The first of two field rental fee structures is now in place with a Sedalia Park Board vote Thursday evening.
The board entered the fee structure into the Sedalia Parks and Recreation Department rulebook during its meeting at Convention Hall.
Director Amy Epple said the department has been charging fees for public field rentals, but the board had never approved them as official parks policy.
“We’ve had (a structure) that was set up, but it was never adopted by the board,” Epple said. “I need to have something that my staff can have something to fall upon on and say, ‘Hey, these are our policies. This is what we’re doing.’”
Field rental fees will increase by $5 under the new structure, as the previously enforced fees hadn’t been updated in more than 10 years, Epple said.
The department will charge $15 an hour to rent a park field and $25 to turn on lights. Field marking will cost $50 per field for the department to draw lines for specific sports.
Renting one marked field for an entire day or for a tournament would cost $125. The parks office would also require a non-refundable deposit of $25 per field.
These fees would affect any member of the public who wishes to rent a field or a sports league that doesn’t already have a partnership with the Parks and Recreation Department.
The board will vote on a separate fee structure in January for youth sports organizations that have entered into a partnership contract with Sedalia parks. This fee structure would affect three organizations: the Sedalia Girls Softball League, Paul Klover Soccer Association and the Sedalia Youth Football League.
The parks department hasn’t charged these organizations any fees to rent fields, but that could change come January.
Epple has recommended these groups pay 15 percent of regular field rental costs for two years. The board will decide in its next monthly meeting whether to approve her recommendation or to choose another fee percentage.
If the 15 percent fee passes, the board could raise it to a higher percentage in the future. Epple said she wouldn’t like to see fees for these groups rise above 50 percent of regular rental costs, even several years in the future.
“We want to help, but it needs to be more of a partnership,” she said. “Yes, we want to provide (these sports), and we want to help you be successful at it and not charge you exactly what it takes (to maintain the fields). We’ll work with you on that, but I can’t give you everything.”
For example, had the department enforced full fees for the girls softball league in the 2018 season, the league would have had to pay a total of $26,190 for field rentals, field marking, tournament fees and lights.
Fifteen percent of that total would amount to an annual fee of $3,928. The fee structure, with board approval, would require the league to pay half of that amount before the next softball season begins and the second half after the season ends.
These youth organizations operate independently from the parks office, but they offer non-exclusive opportunities for children to play sports that the department doesn’t provide.

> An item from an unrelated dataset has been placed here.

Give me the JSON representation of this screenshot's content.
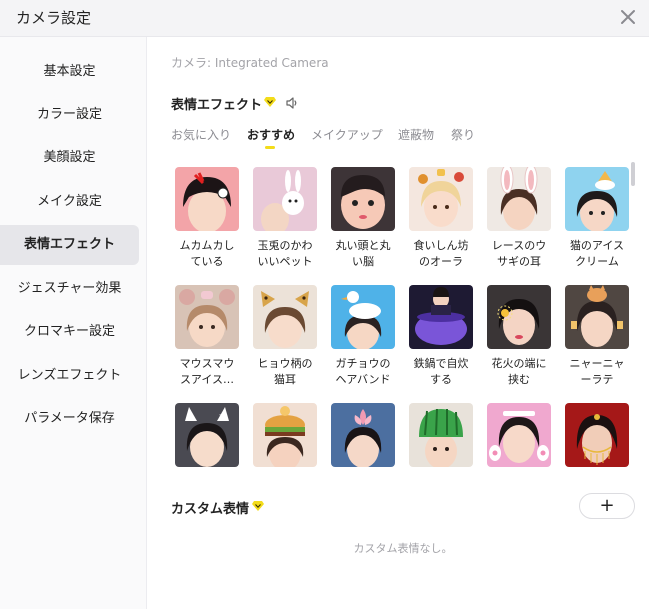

To qualify as a youth sports partner, these groups must fit specific criteria, such as submitting their financial statements to the department and having a 501c designation.
“We have a good relationship with all these organizations,” Epple said. “But, if you want nicer fields, you’ve got to start paying a little bit more for us to put money into those facilities.”
During its meeting, the board also approved a staff chart to establish a official chain of command in the department. Board members are expecting to review budget proposals for Fiscal Year 2019-20 in its January meeting.
Mayor John Kehde and City Administrator Kelvin Shaw attended the meeting Thursday evening. Kehde commended the department for improvements to parks in deteriorating neighborhoods, particularly Vermont Park and Housel Park, which have seen recent or ongoing upgrades.
“It’s changing the attitude of the people that live there,” Kehde said. “The neighborhood parks are really going to be beneficial in regenerating those neighborhoods.”
The board adjourned to a closed session for legal reasons. Board members Les Wolpers, Kristy Woolery and Kevin Thomas were absent.